Designer Hallmark Database
This page is a work in progress consisting of a small sampling of hallmarks that I have personally viewed, pictured and authenticated to the best of my abilities. I plan to add many more hallmarks collected over the years and detailed commentary as time permits. If anyone has any corrections or additional information to add, please feel free to email me directly at email@example.com. Your educated participation is always welcome and your patience is appreciated.
Jewelry Exchange of Delaware, Inc.
Jewelry Exchange of Delaware, Inc.
This Beautiful ring made by Cartier in the 70's has a block script "CARTIER" hallmark that differs from the more common cursive "Cartier" hallmark better known today. Never the less this piece also has an individual piece number indicative of all Cartier jewelry here clearly visible as "12183". There is also a stamp of "1972" indicating the year of production as well as "18k" indication the purity of the Gold used.
This is another example of an older Cartier hallmark. This one is easy to miss and hidden well. The piece is a simple gold star pin / brooch. Very unassuming at first. On the back it has a noticeable "18k" stamp indicating the purity of the Gold used. After seeing this, many would just assume that this is a nice 18k Star Pin. Upon closer inspection, you will notice a number faintly stamped above, then you know to look further as the number is an indication that this may be a Cartier piece. The number "22402" is a Cartier individual piece number and as you make your way around the piece you find a tiny "CARTIER" stamp on the side of one of the edges of the star.
This is an example of Cartier's more modern "cursive" hallmark. This simple 18kt Rose Gold band is hallmarked "Cartier", "(c)" for Copy-write, "AU750" indicating the purity of the Gold used (750 is the European standard indicating 18kt or 75% pure Gold). As with all Cartier Jewelry, there is an individual piece number "57 BOS832". Additionally there are less known marks including the Standard mark and Sponsor's hallmark that indicate that the piece has been legally found to contain the marked fineness of metal and which goldsmith attested to the fineness of the metal used. These hallmarks all seem to be laser etched rather than stamped.
Mikimoto is the originator of the Cultured Pearl and thus has been the name in designer Cultured Pearl Jewelry for over 100 years. Their Hallmark is simply an "M" in a clam shell accompanied by a mark indicating the fineness of the metal in the clasp used. The example below is marked "750"(750 is the European standard indicating 18kt or 75% pure Gold)
Tiffany & Co.
Over the years, I have found that Tiffany & Co. above all others has the most variations in hallmarking.
This Tiffany & Co. Band is a good example of a modern Tiffany Hallmark. Inside the band is stamped "(c)" for Copy-Write, "1997" for the year of design, "Tiffany & Co.", and "750" (750 is the European standard indicating 18kt or 75% pure Gold).
This Tiffany & Co. piece is a good example of a hallmark that has some wear.
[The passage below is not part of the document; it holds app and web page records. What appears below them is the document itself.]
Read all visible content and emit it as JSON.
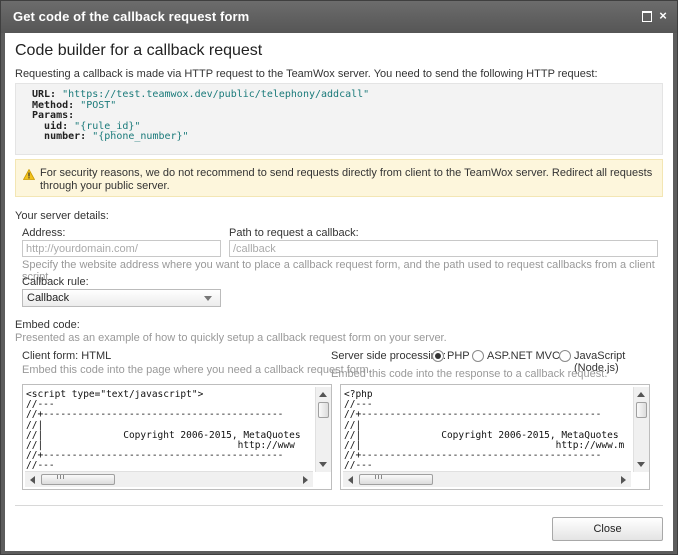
{
  "window": {
    "title": "Get code of the callback request form",
    "maximize_icon": "maximize-icon",
    "close_glyph": "×"
  },
  "heading": "Code builder for a callback request",
  "intro": "Requesting a callback is made via HTTP request to the TeamWox server. You need to send the following HTTP request:",
  "request": {
    "url_key": "URL:",
    "url_value": "\"https://test.teamwox.dev/public/telephony/addcall\"",
    "method_key": "Method:",
    "method_value": "\"POST\"",
    "params_key": "Params:",
    "uid_key": "uid:",
    "uid_value": "\"{rule_id}\"",
    "number_key": "number:",
    "number_value": "\"{phone_number}\""
  },
  "warning": {
    "icon": "warning-icon",
    "text": "For security reasons, we do not recommend to send requests directly from client to the TeamWox server. Redirect all requests through your public server."
  },
  "server": {
    "section_label": "Your server details:",
    "address_label": "Address:",
    "address_placeholder": "http://yourdomain.com/",
    "path_label": "Path to request a callback:",
    "path_placeholder": "/callback",
    "hint": "Specify the website address where you want to place a callback request form, and the path used to request callbacks from a client script.",
    "rule_label": "Callback rule:",
    "rule_value": "Callback"
  },
  "embed": {
    "section_label": "Embed code:",
    "hint": "Presented as an example of how to quickly setup a callback request form on your server.",
    "client_label": "Client form: HTML",
    "client_hint": "Embed this code into the page where you need a callback request form.",
    "server_label": "Server side processing:",
    "options": [
      "PHP",
      "ASP.NET MVC",
      "JavaScript (Node.js)"
    ],
    "selected_option": "PHP",
    "server_hint": "Embed this code into the response to a callback request.",
    "client_code": "<script type=\"text/javascript\">\n//---\n//+------------------------------------------\n//|\n//|              Copyright 2006-2015, MetaQuotes\n//|                                  http://www\n//+------------------------------------------\n//---",
    "server_code": "<?php\n//---\n//+------------------------------------------\n//|\n//|              Copyright 2006-2015, MetaQuotes\n//|                                  http://www.m\n//+------------------------------------------\n//---"
  },
  "footer": {
    "close_label": "Close"
  },
  "colors": {
    "titlebar": "#5d5d5d",
    "warning_bg": "#fdf6dc",
    "code_bg": "#f3f3f3",
    "string_color": "#1a7a7a"
  }
}
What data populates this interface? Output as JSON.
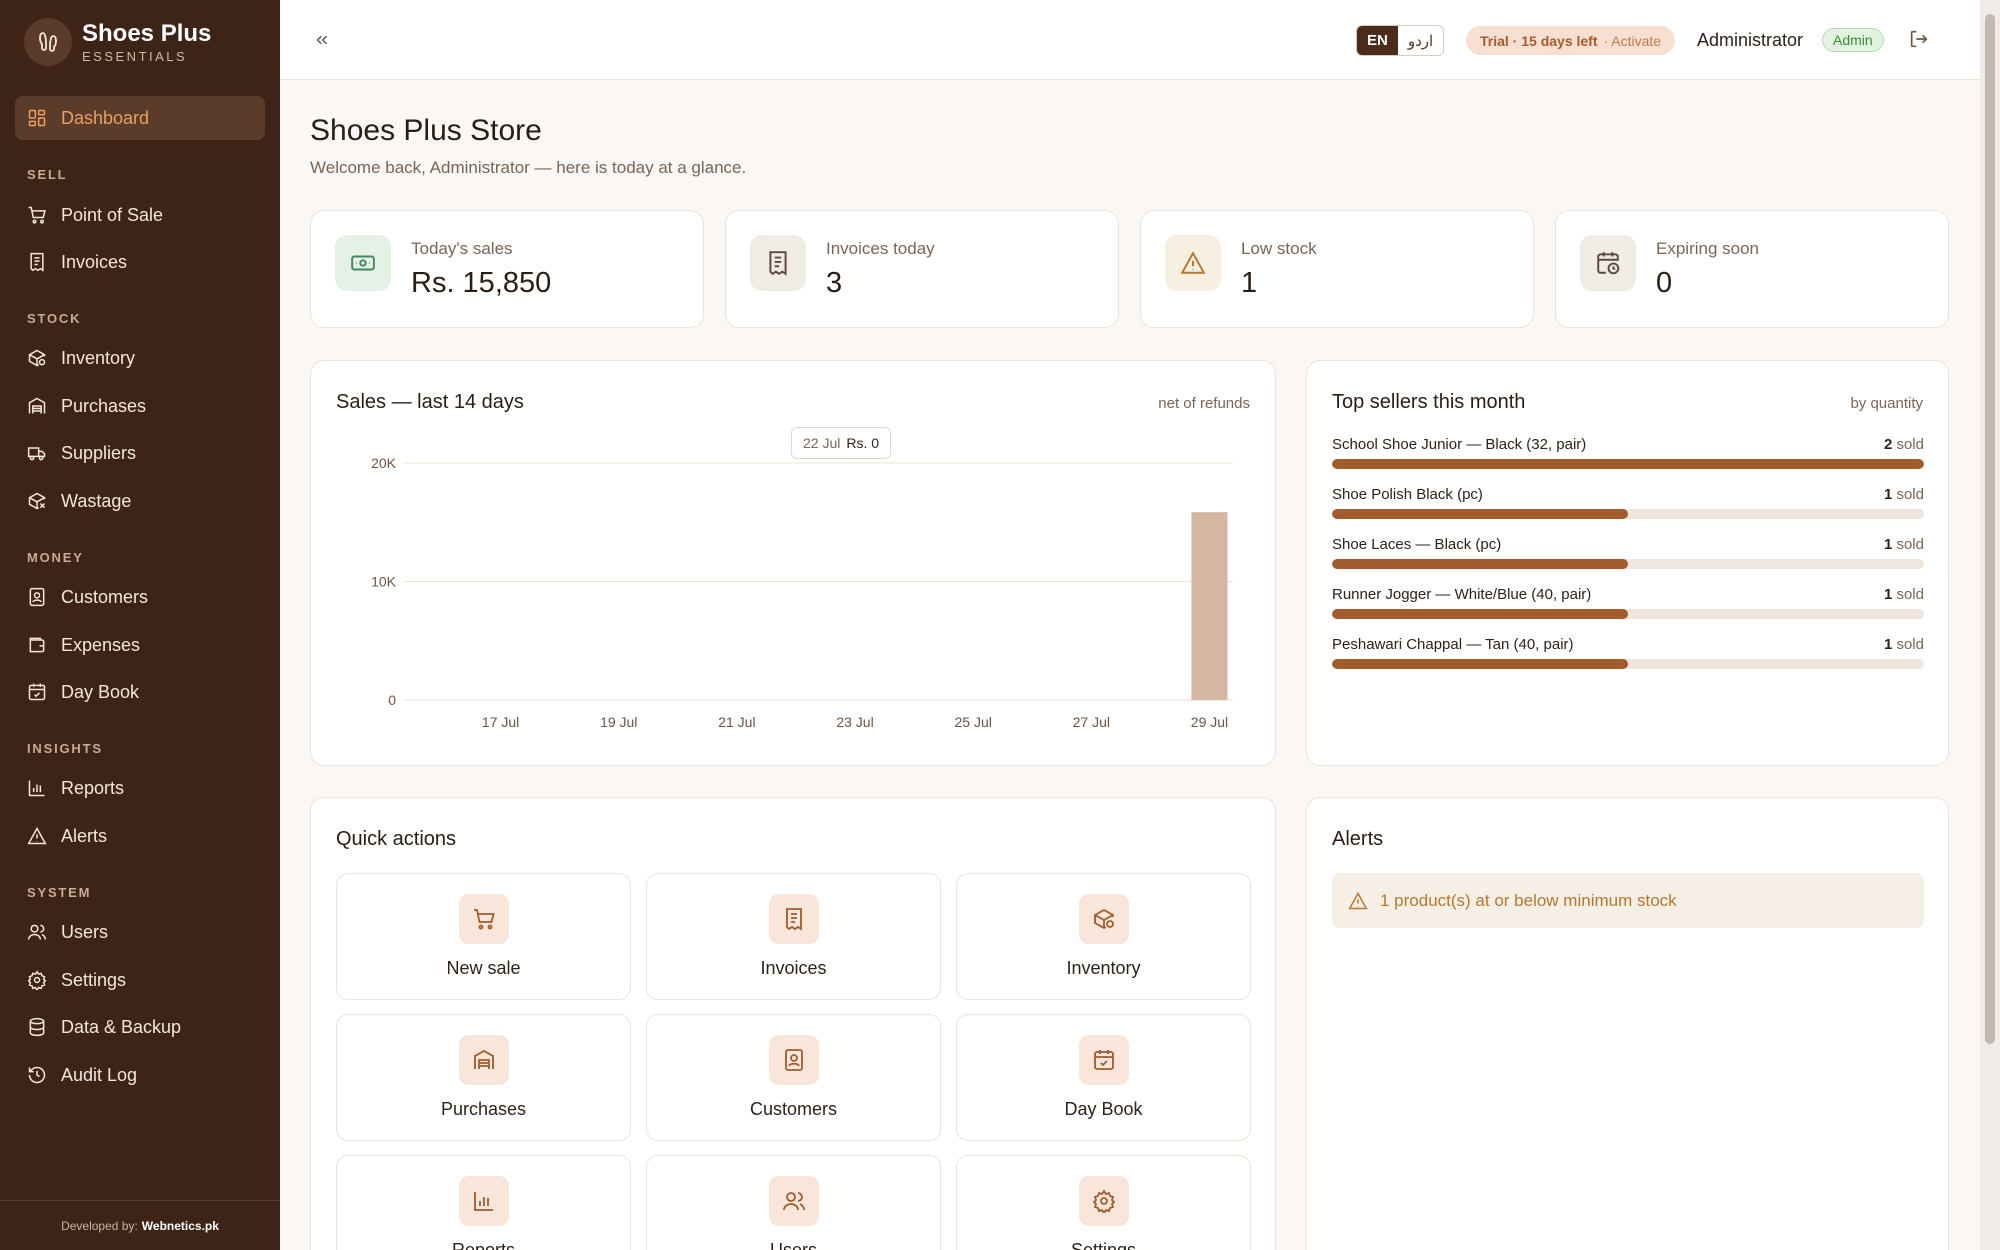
{
  "brand": {
    "name": "Shoes Plus",
    "subtitle": "ESSENTIALS"
  },
  "sidebar": {
    "sections": {
      "sell": "SELL",
      "stock": "STOCK",
      "money": "MONEY",
      "insights": "INSIGHTS",
      "system": "SYSTEM"
    },
    "items": {
      "dashboard": "Dashboard",
      "pos": "Point of Sale",
      "invoices": "Invoices",
      "inventory": "Inventory",
      "purchases": "Purchases",
      "suppliers": "Suppliers",
      "wastage": "Wastage",
      "customers": "Customers",
      "expenses": "Expenses",
      "daybook": "Day Book",
      "reports": "Reports",
      "alerts": "Alerts",
      "users": "Users",
      "settings": "Settings",
      "backup": "Data & Backup",
      "audit": "Audit Log"
    },
    "footer_prefix": "Developed by:",
    "footer_brand": "Webnetics.pk"
  },
  "topbar": {
    "lang_en": "EN",
    "lang_ur": "اردو",
    "trial_text": "Trial · 15 days left",
    "trial_action": "· Activate",
    "user_name": "Administrator",
    "role": "Admin"
  },
  "page": {
    "title": "Shoes Plus Store",
    "subtitle": "Welcome back, Administrator — here is today at a glance."
  },
  "stats": {
    "sales": {
      "label": "Today's sales",
      "value": "Rs. 15,850"
    },
    "invoices": {
      "label": "Invoices today",
      "value": "3"
    },
    "low_stock": {
      "label": "Low stock",
      "value": "1"
    },
    "expiring": {
      "label": "Expiring soon",
      "value": "0"
    }
  },
  "sales_card": {
    "title": "Sales — last 14 days",
    "note": "net of refunds",
    "tooltip_date": "22 Jul",
    "tooltip_value": "Rs. 0"
  },
  "chart_data": {
    "type": "bar",
    "categories": [
      "16 Jul",
      "17 Jul",
      "18 Jul",
      "19 Jul",
      "20 Jul",
      "21 Jul",
      "22 Jul",
      "23 Jul",
      "24 Jul",
      "25 Jul",
      "26 Jul",
      "27 Jul",
      "28 Jul",
      "29 Jul"
    ],
    "tick_labels": [
      "17 Jul",
      "19 Jul",
      "21 Jul",
      "23 Jul",
      "25 Jul",
      "27 Jul",
      "29 Jul"
    ],
    "values": [
      0,
      0,
      0,
      0,
      0,
      0,
      0,
      0,
      0,
      0,
      0,
      0,
      0,
      15850
    ],
    "yticks": [
      "0",
      "10K",
      "20K"
    ],
    "ylim": [
      0,
      20000
    ],
    "bar_color": "#d4b6a1"
  },
  "top_sellers": {
    "title": "Top sellers this month",
    "note": "by quantity",
    "sold_word": "sold",
    "items": [
      {
        "name": "School Shoe Junior — Black (32, pair)",
        "qty": "2",
        "fraction": 1.0
      },
      {
        "name": "Shoe Polish Black (pc)",
        "qty": "1",
        "fraction": 0.5
      },
      {
        "name": "Shoe Laces — Black (pc)",
        "qty": "1",
        "fraction": 0.5
      },
      {
        "name": "Runner Jogger — White/Blue (40, pair)",
        "qty": "1",
        "fraction": 0.5
      },
      {
        "name": "Peshawari Chappal — Tan (40, pair)",
        "qty": "1",
        "fraction": 0.5
      }
    ]
  },
  "quick_actions": {
    "title": "Quick actions",
    "items": [
      "New sale",
      "Invoices",
      "Inventory",
      "Purchases",
      "Customers",
      "Day Book",
      "Reports",
      "Users",
      "Settings"
    ]
  },
  "alerts_card": {
    "title": "Alerts",
    "message": "1 product(s) at or below minimum stock"
  }
}
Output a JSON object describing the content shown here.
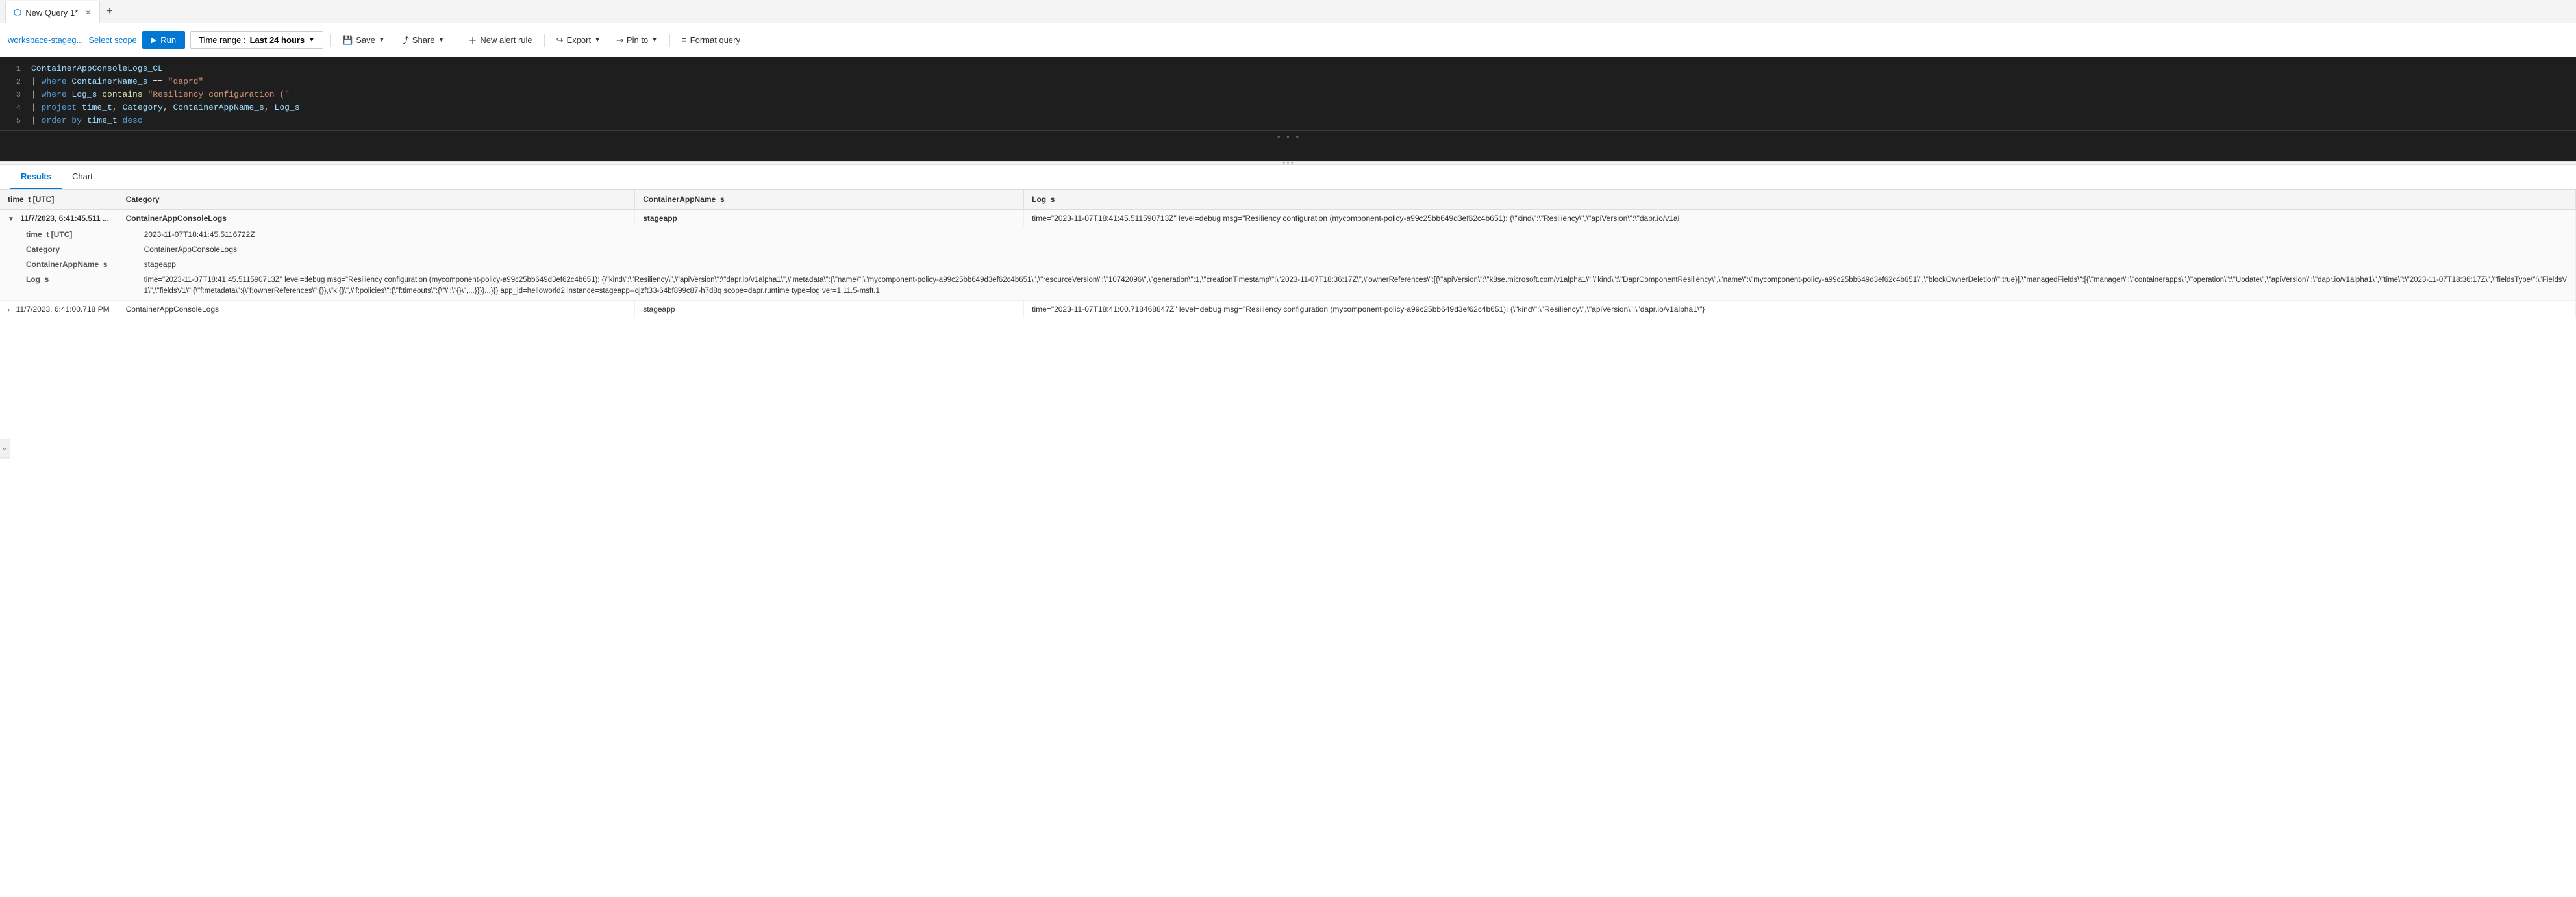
{
  "tab": {
    "title": "New Query 1*",
    "close_label": "×",
    "new_tab_label": "+"
  },
  "toolbar": {
    "workspace": "workspace-stageg...",
    "scope_label": "Select scope",
    "run_label": "Run",
    "time_range_prefix": "Time range :",
    "time_range_value": "Last 24 hours",
    "save_label": "Save",
    "share_label": "Share",
    "new_alert_label": "New alert rule",
    "export_label": "Export",
    "pin_label": "Pin to",
    "format_label": "Format query"
  },
  "editor": {
    "lines": [
      {
        "num": 1,
        "content": "ContainerAppConsoleLogs_CL"
      },
      {
        "num": 2,
        "content": "| where ContainerName_s == \"daprd\""
      },
      {
        "num": 3,
        "content": "| where Log_s contains \"Resiliency configuration (\""
      },
      {
        "num": 4,
        "content": "| project time_t, Category, ContainerAppName_s, Log_s"
      },
      {
        "num": 5,
        "content": "| order by time_t desc"
      }
    ]
  },
  "results": {
    "tabs": [
      "Results",
      "Chart"
    ],
    "active_tab": "Results",
    "columns": [
      "time_t [UTC]",
      "Category",
      "ContainerAppName_s",
      "Log_s"
    ],
    "rows": [
      {
        "expanded": true,
        "time": "11/7/2023, 6:41:45.511 ...",
        "category": "ContainerAppConsoleLogs",
        "appname": "stageapp",
        "log": "time=\"2023-11-07T18:41:45.511590713Z\" level=debug msg=\"Resiliency configuration (mycomponent-policy-a99c25bb649d3ef62c4b651): {\\\"kind\\\":\\\"Resiliency\\\",\\\"apiVersion\\\":\\\"dapr.io/v1al",
        "details": [
          {
            "label": "time_t [UTC]",
            "value": "2023-11-07T18:41:45.5116722Z"
          },
          {
            "label": "Category",
            "value": "ContainerAppConsoleLogs"
          },
          {
            "label": "ContainerAppName_s",
            "value": "stageapp"
          },
          {
            "label": "Log_s",
            "value": "time=\"2023-11-07T18:41:45.511590713Z\" level=debug msg=\"Resiliency configuration (mycomponent-policy-a99c25bb649d3ef62c4b651): {\\\"kind\\\":\\\"Resiliency\\\",\\\"apiVersion\\\":\\\"dapr.io/v1alpha1\\\",\\\"metadata\\\":{\\\"name\\\":\\\"mycomponent-policy-a99c25bb649d3ef62c4b651\\\",\\\"resourceVersion\\\":\\\"10742096\\\",\\\"generation\\\":1,\\\"creationTimestamp\\\":\\\"2023-11-07T18:36:17Z\\\",\\\"ownerReferences\\\":[{\\\"apiVersion\\\":\\\"k8se.microsoft.com/v1alpha1\\\",\\\"kind\\\":\\\"DaprComponentResiliency\\\",\\\"name\\\":\\\"mycomponent-policy-a99c25bb649d3ef62c4b651\\\",\\\"blockOwnerDeletion\\\":true}],\\\"managedFields\\\":[{\\\"manager\\\":\\\"containerapps\\\",\\\"operation\\\":\\\"Update\\\",\\\"apiVersion\\\":\\\"dapr.io/v1alpha1\\\",\\\"time\\\":\\\"2023-11-07T18:36:17Z\\\",\\\"fieldsType\\\":\\\"FieldsV1\\\",\\\"fieldsV1\\\":{\\\"f:metadata\\\":{\\\"f:ownerReferences\\\":{}},\\\"k:{}\\\",\\\"f:policies\\\":{\\\"f:timeouts\\\":{\\\"\\\":\\\"{}\\\",...}}}}...}}} app_id=helloworld2 instance=stageapp--qjzft33-64bf899c87-h7d8q scope=dapr.runtime type=log ver=1.11.5-msft.1"
          }
        ]
      },
      {
        "expanded": false,
        "time": "11/7/2023, 6:41:00.718 PM",
        "category": "ContainerAppConsoleLogs",
        "appname": "stageapp",
        "log": "time=\"2023-11-07T18:41:00.718468847Z\" level=debug msg=\"Resiliency configuration (mycomponent-policy-a99c25bb649d3ef62c4b651): {\\\"kind\\\":\\\"Resiliency\\\",\\\"apiVersion\\\":\\\"dapr.io/v1alpha1\\\"}"
      }
    ]
  },
  "icons": {
    "play": "▶",
    "chevron_down": "⌄",
    "save": "💾",
    "share": "↗",
    "alert": "+",
    "export": "↪",
    "pin": "📌",
    "format": "≡",
    "expand": "›",
    "collapse": "⌄",
    "azure": "⬡"
  }
}
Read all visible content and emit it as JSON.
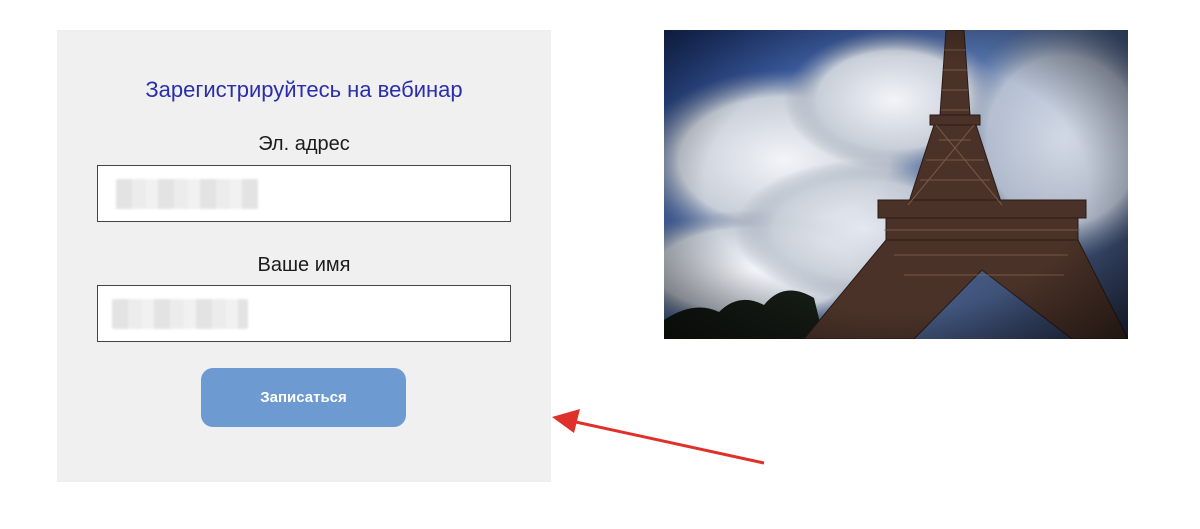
{
  "form": {
    "title": "Зарегистрируйтесь на вебинар",
    "email_label": "Эл. адрес",
    "name_label": "Ваше имя",
    "submit_label": "Записаться"
  },
  "image": {
    "subject": "eiffel-tower-photo"
  },
  "colors": {
    "title": "#2b2ea8",
    "button": "#6d9bd1",
    "panel": "#f0f0f1",
    "arrow": "#e0302a"
  }
}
You can still make out the "(c)" for copy-write, "1983" for the year of the design, "Tiffany & Co.", and "Paloma Picasso" which is the name of the designer. This is very typical with modern Tiffany &Co. Jewelry as they are know to commission and collaborate with several different designers and all of their individual works are signed accordingly.
Below is a later Paloma Picasso designed Tiffany & Co. piece that shows 3 different hallmark stamps. The first stamp contains the copy-write "(c)", the year "1998" and "Tiffany & Co." all in one stamp. Then there is a second stamp of "18k" indicating the fineness and type of the metal used. Finally there is a third stamp "Paloma Picasso" which is the signature of the designer.
Here is a an example of Tiffany & Co. Wheat Link bracelet that has a simple yet poorly struck "Tiffany & Co." Hallmark stamp which was common of the time period. On the inner tab of the clasp there is also a "585" hallmark stamp (585 is the European standard indicating 14kt or 58.5% pure Gold).